The increase in patient payment responsibility calls for changes in how and when fees are collected, a 2-year study shows. Can you meet patient demands and improve collections?
You and your colleagues must rely more heavily on payments from patients now that the payers’ role in the $2.7 trillion healthcare payments market is decreasing, according to new study results from InstaMed’s Trends in Healthcare Payments Annual Report: 2011. But healthcare providers wrote off an estimated $65 billion in bad patient debt in 2010, meaning changes to the way fees are collected from patients must be developed if this model is to be successful, the study finds
With health insurance premiums increasing at a rate of 7.1% annually, more employers are switching to lower-cost plans with higher deductibles. As patient payment responsibility increases, physicians and other providers will have to develop more efficient ways to collect payments, perhaps moving toward the electronic models already in use by payers, according to InstaMed.
Payers are implementing more efficient payment delivery systems as part of federal healthcare reforms mandated by the Patient Protection and Affordable Care Act-increasing electronic payments to 68% by 2011 from 51% in 2009. And considering that patients are increasingly paying other household bills online, InstaMed’s study indicates more providers must look to move online, too.
More than 90% of patients surveyed say they received paper bills from providers, whereas fewer than half say they normally pay other household bills by traditional mail. Only 5% of patients say they are making healthcare payments online, but 70% say they are interested in doing so.

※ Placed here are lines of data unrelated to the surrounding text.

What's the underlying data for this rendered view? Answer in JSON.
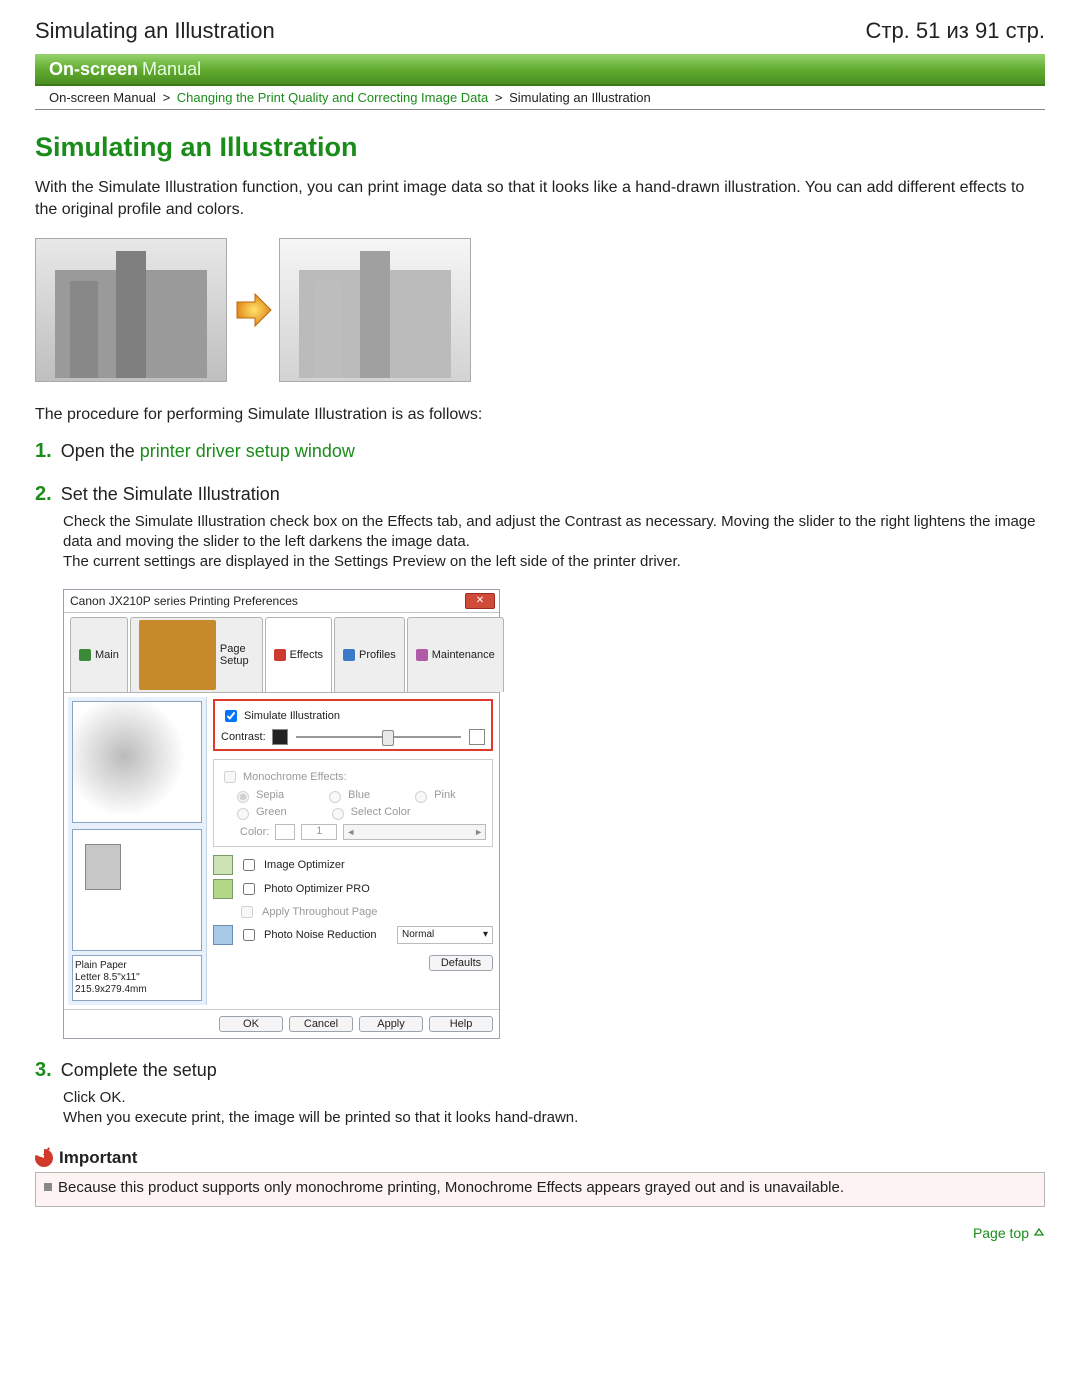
{
  "header": {
    "doc_title": "Simulating an Illustration",
    "page_indicator": "Стр. 51 из 91 стр."
  },
  "banner": {
    "bold": "On-screen",
    "light": "Manual"
  },
  "breadcrumb": {
    "root": "On-screen Manual",
    "mid": "Changing the Print Quality and Correcting Image Data",
    "leaf": "Simulating an Illustration",
    "sep": ">"
  },
  "title": "Simulating an Illustration",
  "intro": "With the Simulate Illustration function, you can print image data so that it looks like a hand-drawn illustration. You can add different effects to the original profile and colors.",
  "procedure_lead": "The procedure for performing Simulate Illustration is as follows:",
  "steps": {
    "s1": {
      "num": "1.",
      "pre": "Open the ",
      "link": "printer driver setup window"
    },
    "s2": {
      "num": "2.",
      "title": "Set the Simulate Illustration",
      "p1": "Check the Simulate Illustration check box on the Effects tab, and adjust the Contrast as necessary. Moving the slider to the right lightens the image data and moving the slider to the left darkens the image data.",
      "p2": "The current settings are displayed in the Settings Preview on the left side of the printer driver."
    },
    "s3": {
      "num": "3.",
      "title": "Complete the setup",
      "p1": "Click OK.",
      "p2": "When you execute print, the image will be printed so that it looks hand-drawn."
    }
  },
  "dialog": {
    "title": "Canon JX210P series Printing Preferences",
    "tabs": {
      "main": "Main",
      "page": "Page Setup",
      "effects": "Effects",
      "profiles": "Profiles",
      "maint": "Maintenance"
    },
    "left": {
      "paper_type": "Plain Paper",
      "paper_size": "Letter 8.5\"x11\" 215.9x279.4mm"
    },
    "sim": {
      "label": "Simulate Illustration",
      "contrast": "Contrast:"
    },
    "mono": {
      "group": "Monochrome Effects:",
      "sepia": "Sepia",
      "blue": "Blue",
      "pink": "Pink",
      "green": "Green",
      "select": "Select Color",
      "color_lbl": "Color:",
      "num": "1"
    },
    "opt": {
      "img": "Image Optimizer",
      "pro": "Photo Optimizer PRO",
      "apply": "Apply Throughout Page",
      "noise": "Photo Noise Reduction",
      "noise_val": "Normal"
    },
    "defaults": "Defaults",
    "buttons": {
      "ok": "OK",
      "cancel": "Cancel",
      "apply": "Apply",
      "help": "Help"
    },
    "scroll_left": "◄",
    "scroll_right": "►",
    "dropdown": "▾",
    "close": "✕"
  },
  "important": {
    "heading": "Important",
    "text": "Because this product supports only monochrome printing, Monochrome Effects appears grayed out and is unavailable."
  },
  "page_top": "Page top"
}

Patient payment responsibility is increasing at a rate of 5% to 6% each year, the study says, with patients responsible for about one-fourth of allowed charges. Payer payments cover the other three-fourths. Patient participation in payment plans increased by 100% over the same period, the study notes.

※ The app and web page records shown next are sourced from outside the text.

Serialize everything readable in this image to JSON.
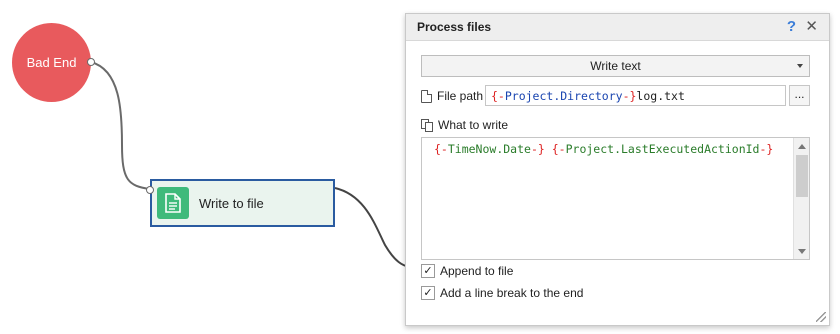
{
  "canvas": {
    "bad_end_label": "Bad End",
    "node_label": "Write to file"
  },
  "panel": {
    "title": "Process files",
    "help_label": "?",
    "close_label": "✕",
    "action_select": "Write text",
    "file_path_label": "File path",
    "file_path_value": {
      "part1": "{-Project.Directory-}",
      "part2": "log.txt"
    },
    "browse_label": "...",
    "what_to_write_label": "What to write",
    "content": {
      "token1": "{-TimeNow.Date-}",
      "token2": "{-Project.LastExecutedActionId-}"
    },
    "append_label": "Append to file",
    "append_checked": true,
    "linebreak_label": "Add a line break to the end",
    "linebreak_checked": true,
    "check_mark": "✓"
  },
  "colors": {
    "bad_end": "#e85a5d",
    "node_border": "#2a5ba0",
    "node_icon": "#3fba7b",
    "help": "#3b7dd8"
  }
}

Most providers surveyed say they received some payments electronically from patients in 2011, but most payers report that less than half of their provider networks accepted electronic fund transfer, or EFT, payments that year. Sixty-seven percent of payers say electronic remittance advice, or ERA, submissions were accepted by fewer than half of their provider networks. For providers who did not accept electronic payments in 2011, 48% of payers report that it was because providers didn’t have the tools or technology to do so, and 43% say the providers preferred paper payments.
The number of providers who had a process for collecting point-of-service payments from patients rose to 82% in 2011 up 3% from the prior year. Still, one-third of patients said they didn’t know their payment responsibility before leaving the doctor’s office.
Collecting payment from patients after service can present additional problems, according to the study, with the majority of providers saying it took more than a month to collect payment from a patient. Patients don’t deny it, either-nearly half of those surveyed admitted to paying their healthcare bills weeks or months after receiving them.
InstaMed’s data were collected from a sample of 2,000 payers, 200 patients, and more than 10,000 healthcare providers nationwide between 2009 and 2011.